What you have to do
Quote the entries in full, character for character, without their images.

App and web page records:

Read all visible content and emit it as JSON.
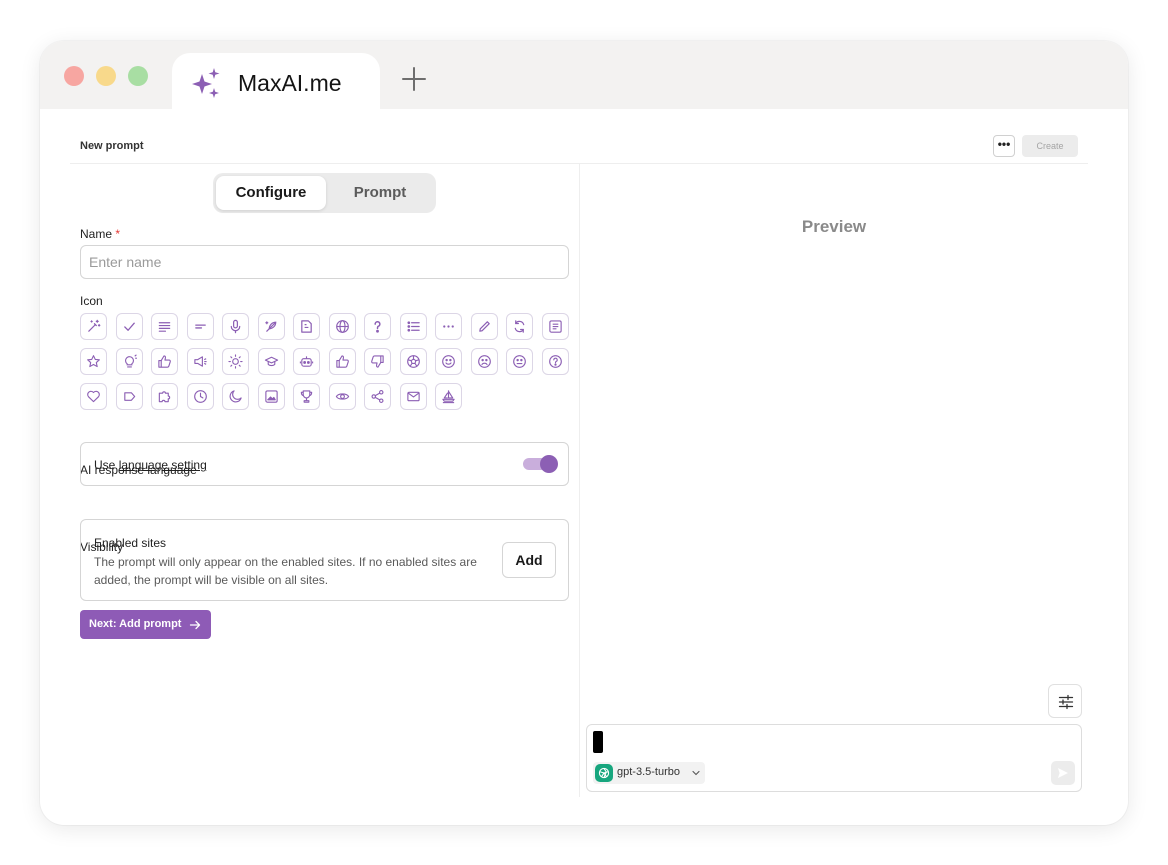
{
  "browser": {
    "tab_title": "MaxAI.me",
    "logo_icon": "sparkles-icon",
    "new_tab_icon": "plus-icon"
  },
  "header": {
    "title": "New prompt",
    "more_label": "•••",
    "create_label": "Create"
  },
  "tabs": {
    "configure": "Configure",
    "prompt": "Prompt"
  },
  "form": {
    "name_label": "Name",
    "name_required_marker": "*",
    "name_placeholder": "Enter name",
    "icon_label": "Icon",
    "icons": [
      "magic-wand-icon",
      "check-icon",
      "text-align-icon",
      "short-text-icon",
      "microphone-icon",
      "feather-pen-icon",
      "document-icon",
      "globe-icon",
      "question-icon",
      "bullet-list-icon",
      "more-horizontal-icon",
      "pencil-icon",
      "refresh-icon",
      "article-icon",
      "star-icon",
      "lightbulb-icon",
      "thumbs-up-icon",
      "megaphone-icon",
      "sun-icon",
      "graduation-cap-icon",
      "robot-icon",
      "thumbs-up-outline-icon",
      "thumbs-down-icon",
      "soccer-ball-icon",
      "smile-icon",
      "sad-icon",
      "neutral-face-icon",
      "help-circle-icon",
      "heart-icon",
      "label-icon",
      "puzzle-icon",
      "clock-icon",
      "moon-icon",
      "image-icon",
      "trophy-icon",
      "eye-icon",
      "share-icon",
      "mail-icon",
      "sailboat-icon"
    ],
    "language_label": "AI response language",
    "language_use": "Use",
    "language_link": "language setting",
    "language_toggle_on": true,
    "visibility_label": "Visibility",
    "enabled_sites_title": "Enabled sites",
    "enabled_sites_desc": "The prompt will only appear on the enabled sites. If no enabled sites are added, the prompt will be visible on all sites.",
    "add_label": "Add",
    "next_label": "Next: Add prompt"
  },
  "preview": {
    "title": "Preview",
    "model_name": "gpt-3.5-turbo"
  },
  "colors": {
    "accent": "#8e5bb6",
    "icon_stroke": "#8c5fb4",
    "model_logo": "#17a67e"
  }
}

Result of the exercise
Read all visible content and emit it as JSON.
{
  "browser": {
    "tab_title": "MaxAI.me",
    "logo_icon": "sparkles-icon",
    "new_tab_icon": "plus-icon"
  },
  "header": {
    "title": "New prompt",
    "more_label": "•••",
    "create_label": "Create"
  },
  "tabs": {
    "configure": "Configure",
    "prompt": "Prompt"
  },
  "form": {
    "name_label": "Name",
    "name_required_marker": "*",
    "name_placeholder": "Enter name",
    "icon_label": "Icon",
    "icons": [
      "magic-wand-icon",
      "check-icon",
      "text-align-icon",
      "short-text-icon",
      "microphone-icon",
      "feather-pen-icon",
      "document-icon",
      "globe-icon",
      "question-icon",
      "bullet-list-icon",
      "more-horizontal-icon",
      "pencil-icon",
      "refresh-icon",
      "article-icon",
      "star-icon",
      "lightbulb-icon",
      "thumbs-up-icon",
      "megaphone-icon",
      "sun-icon",
      "graduation-cap-icon",
      "robot-icon",
      "thumbs-up-outline-icon",
      "thumbs-down-icon",
      "soccer-ball-icon",
      "smile-icon",
      "sad-icon",
      "neutral-face-icon",
      "help-circle-icon",
      "heart-icon",
      "label-icon",
      "puzzle-icon",
      "clock-icon",
      "moon-icon",
      "image-icon",
      "trophy-icon",
      "eye-icon",
      "share-icon",
      "mail-icon",
      "sailboat-icon"
    ],
    "language_label": "AI response language",
    "language_use": "Use",
    "language_link": "language setting",
    "language_toggle_on": true,
    "visibility_label": "Visibility",
    "enabled_sites_title": "Enabled sites",
    "enabled_sites_desc": "The prompt will only appear on the enabled sites. If no enabled sites are added, the prompt will be visible on all sites.",
    "add_label": "Add",
    "next_label": "Next: Add prompt"
  },
  "preview": {
    "title": "Preview",
    "model_name": "gpt-3.5-turbo"
  },
  "colors": {
    "accent": "#8e5bb6",
    "icon_stroke": "#8c5fb4",
    "model_logo": "#17a67e"
  }
}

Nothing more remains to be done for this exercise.